> **The problem**:
Scan the entries below, and for each line that includes the word "Find", make a copy.

> **Provided information**:
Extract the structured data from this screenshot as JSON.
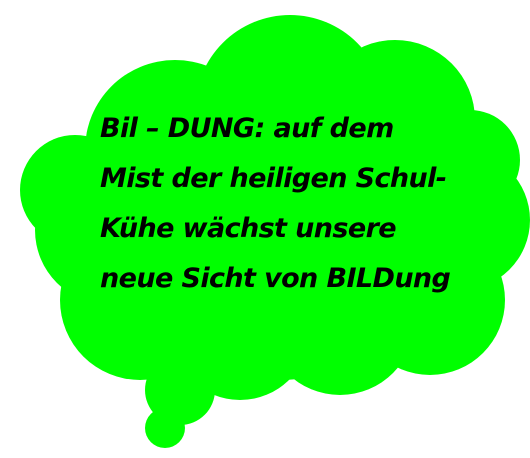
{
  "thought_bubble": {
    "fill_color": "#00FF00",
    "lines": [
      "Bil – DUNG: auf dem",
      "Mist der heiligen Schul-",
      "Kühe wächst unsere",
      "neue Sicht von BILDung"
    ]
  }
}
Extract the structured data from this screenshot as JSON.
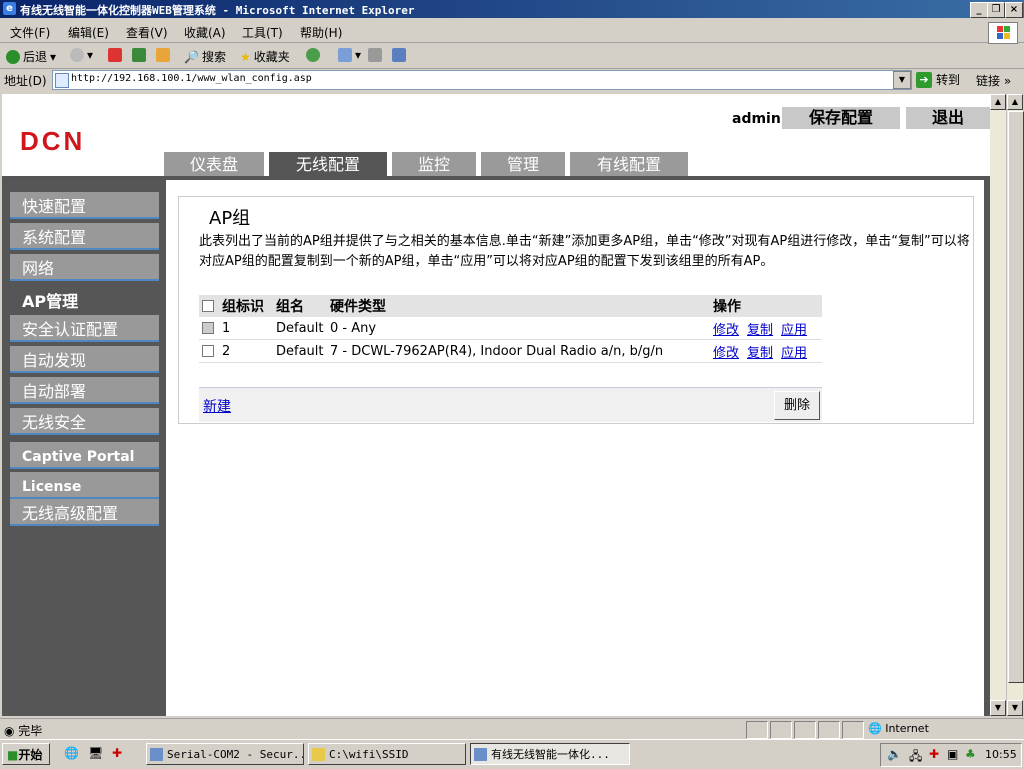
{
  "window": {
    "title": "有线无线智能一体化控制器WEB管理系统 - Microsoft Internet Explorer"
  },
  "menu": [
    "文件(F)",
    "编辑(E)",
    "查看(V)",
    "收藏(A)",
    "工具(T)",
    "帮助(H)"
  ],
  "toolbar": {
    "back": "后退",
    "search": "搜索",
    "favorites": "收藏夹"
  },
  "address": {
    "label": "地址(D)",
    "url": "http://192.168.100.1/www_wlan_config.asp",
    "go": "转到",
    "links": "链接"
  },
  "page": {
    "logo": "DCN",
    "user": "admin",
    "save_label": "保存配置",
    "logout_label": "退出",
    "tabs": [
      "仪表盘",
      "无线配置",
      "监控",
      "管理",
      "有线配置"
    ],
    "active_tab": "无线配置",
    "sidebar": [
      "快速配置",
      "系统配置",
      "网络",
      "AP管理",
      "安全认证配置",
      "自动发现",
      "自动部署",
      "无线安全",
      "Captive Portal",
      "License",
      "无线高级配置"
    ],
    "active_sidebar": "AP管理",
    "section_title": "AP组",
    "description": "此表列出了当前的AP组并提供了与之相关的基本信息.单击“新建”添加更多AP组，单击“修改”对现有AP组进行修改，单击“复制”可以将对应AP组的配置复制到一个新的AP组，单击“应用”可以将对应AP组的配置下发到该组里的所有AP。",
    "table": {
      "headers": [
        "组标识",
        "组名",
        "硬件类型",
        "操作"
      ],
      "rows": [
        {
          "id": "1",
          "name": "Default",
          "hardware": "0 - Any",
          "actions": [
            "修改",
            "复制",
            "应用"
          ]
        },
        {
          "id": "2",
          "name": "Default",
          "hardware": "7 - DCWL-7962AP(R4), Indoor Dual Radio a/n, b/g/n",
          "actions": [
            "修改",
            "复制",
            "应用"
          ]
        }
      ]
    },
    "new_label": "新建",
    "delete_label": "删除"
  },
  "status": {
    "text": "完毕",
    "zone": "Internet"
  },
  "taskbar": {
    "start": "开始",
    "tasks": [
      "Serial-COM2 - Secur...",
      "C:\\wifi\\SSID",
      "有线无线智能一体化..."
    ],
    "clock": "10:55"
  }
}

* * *

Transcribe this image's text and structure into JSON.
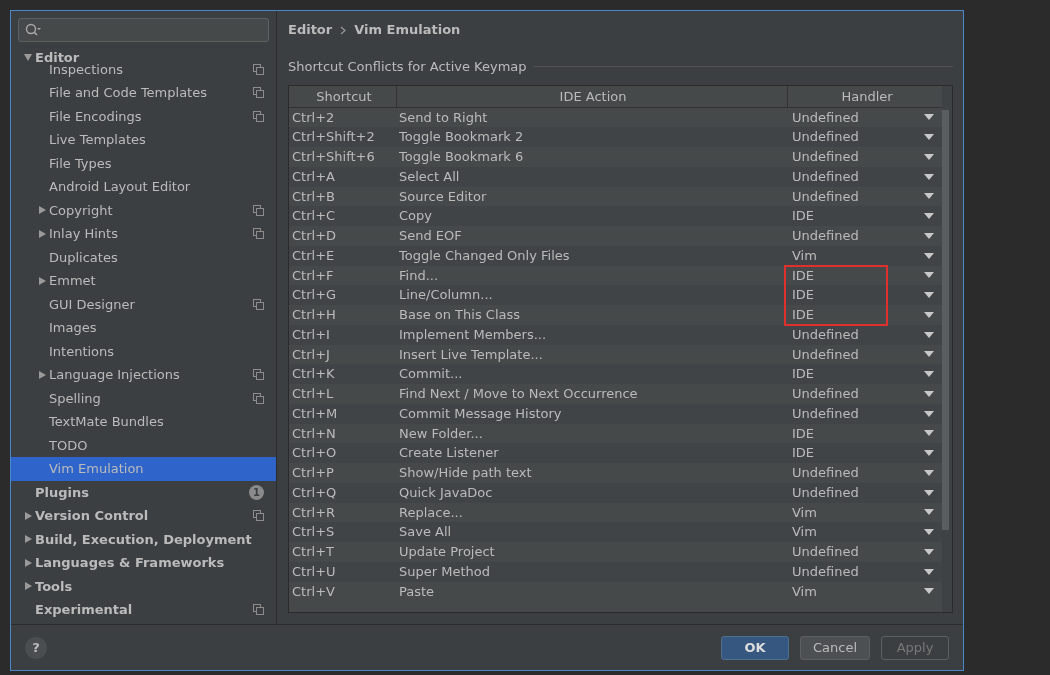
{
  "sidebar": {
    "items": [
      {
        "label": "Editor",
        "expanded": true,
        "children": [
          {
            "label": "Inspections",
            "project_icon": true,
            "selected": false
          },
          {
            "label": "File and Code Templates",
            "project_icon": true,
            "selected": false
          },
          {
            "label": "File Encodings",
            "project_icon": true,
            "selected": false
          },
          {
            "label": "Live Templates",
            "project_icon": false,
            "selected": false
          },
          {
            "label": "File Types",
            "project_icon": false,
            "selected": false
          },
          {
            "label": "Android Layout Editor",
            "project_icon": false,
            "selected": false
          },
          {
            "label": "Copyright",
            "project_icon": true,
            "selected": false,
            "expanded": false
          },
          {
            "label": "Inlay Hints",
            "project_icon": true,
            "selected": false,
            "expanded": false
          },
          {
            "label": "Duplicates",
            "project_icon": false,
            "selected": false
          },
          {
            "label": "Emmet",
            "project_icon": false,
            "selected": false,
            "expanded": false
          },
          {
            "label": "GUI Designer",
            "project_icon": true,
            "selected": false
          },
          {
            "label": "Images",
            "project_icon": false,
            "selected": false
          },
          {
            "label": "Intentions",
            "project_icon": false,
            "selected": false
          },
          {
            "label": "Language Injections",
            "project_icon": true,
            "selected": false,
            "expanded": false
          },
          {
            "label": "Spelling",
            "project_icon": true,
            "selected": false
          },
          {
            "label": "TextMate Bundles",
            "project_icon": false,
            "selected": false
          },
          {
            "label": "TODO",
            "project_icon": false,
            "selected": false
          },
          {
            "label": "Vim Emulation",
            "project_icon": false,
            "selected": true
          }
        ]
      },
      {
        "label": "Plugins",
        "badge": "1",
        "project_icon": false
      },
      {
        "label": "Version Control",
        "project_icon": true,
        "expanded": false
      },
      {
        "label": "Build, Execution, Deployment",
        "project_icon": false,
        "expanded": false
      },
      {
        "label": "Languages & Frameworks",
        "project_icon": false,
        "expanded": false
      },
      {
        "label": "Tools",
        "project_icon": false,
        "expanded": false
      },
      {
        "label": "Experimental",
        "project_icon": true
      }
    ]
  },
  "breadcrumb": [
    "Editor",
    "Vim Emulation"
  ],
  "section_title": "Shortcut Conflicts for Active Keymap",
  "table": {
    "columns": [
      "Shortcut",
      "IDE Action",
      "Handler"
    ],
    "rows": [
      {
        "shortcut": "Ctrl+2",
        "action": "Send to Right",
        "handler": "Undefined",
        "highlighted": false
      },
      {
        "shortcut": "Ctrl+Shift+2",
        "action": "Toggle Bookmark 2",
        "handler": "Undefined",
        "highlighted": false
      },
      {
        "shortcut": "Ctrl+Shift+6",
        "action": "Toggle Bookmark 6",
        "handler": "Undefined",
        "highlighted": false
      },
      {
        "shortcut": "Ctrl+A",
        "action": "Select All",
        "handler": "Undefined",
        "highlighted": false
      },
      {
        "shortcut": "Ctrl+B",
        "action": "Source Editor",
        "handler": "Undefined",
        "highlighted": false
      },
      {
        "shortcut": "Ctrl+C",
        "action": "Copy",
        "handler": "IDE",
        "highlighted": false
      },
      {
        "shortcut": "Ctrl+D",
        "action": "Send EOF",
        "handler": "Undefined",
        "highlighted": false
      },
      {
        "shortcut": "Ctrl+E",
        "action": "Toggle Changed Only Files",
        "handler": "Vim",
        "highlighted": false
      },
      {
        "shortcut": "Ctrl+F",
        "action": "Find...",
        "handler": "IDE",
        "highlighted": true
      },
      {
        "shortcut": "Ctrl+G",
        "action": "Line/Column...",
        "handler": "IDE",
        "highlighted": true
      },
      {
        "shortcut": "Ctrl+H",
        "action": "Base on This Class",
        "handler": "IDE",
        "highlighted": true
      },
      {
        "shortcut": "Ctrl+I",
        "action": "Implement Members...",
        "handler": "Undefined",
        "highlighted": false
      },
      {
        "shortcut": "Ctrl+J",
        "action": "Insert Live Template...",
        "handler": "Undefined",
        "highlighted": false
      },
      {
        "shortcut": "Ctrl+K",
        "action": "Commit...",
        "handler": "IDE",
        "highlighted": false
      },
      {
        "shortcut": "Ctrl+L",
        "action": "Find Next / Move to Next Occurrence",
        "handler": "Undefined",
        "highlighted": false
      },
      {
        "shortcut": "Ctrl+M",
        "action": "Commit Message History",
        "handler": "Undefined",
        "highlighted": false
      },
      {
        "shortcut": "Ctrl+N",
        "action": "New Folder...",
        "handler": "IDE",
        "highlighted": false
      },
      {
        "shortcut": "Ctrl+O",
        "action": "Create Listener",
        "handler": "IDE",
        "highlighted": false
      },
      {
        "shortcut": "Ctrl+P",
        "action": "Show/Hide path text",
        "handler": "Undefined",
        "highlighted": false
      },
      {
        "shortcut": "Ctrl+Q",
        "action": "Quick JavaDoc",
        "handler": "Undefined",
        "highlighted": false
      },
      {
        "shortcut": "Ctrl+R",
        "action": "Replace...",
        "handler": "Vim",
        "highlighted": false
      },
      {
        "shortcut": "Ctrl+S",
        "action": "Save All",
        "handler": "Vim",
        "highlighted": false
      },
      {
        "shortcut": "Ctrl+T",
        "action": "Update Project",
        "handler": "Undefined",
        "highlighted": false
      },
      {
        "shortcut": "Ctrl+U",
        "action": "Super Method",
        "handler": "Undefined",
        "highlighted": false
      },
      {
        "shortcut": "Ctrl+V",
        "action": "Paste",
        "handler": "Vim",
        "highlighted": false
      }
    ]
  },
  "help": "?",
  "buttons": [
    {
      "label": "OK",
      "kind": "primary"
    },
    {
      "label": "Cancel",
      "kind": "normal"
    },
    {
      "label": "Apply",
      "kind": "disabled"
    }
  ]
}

> **Exercise response**:
        "action": "Find...",
        "action": "Find Next / Move to Next Occurrence",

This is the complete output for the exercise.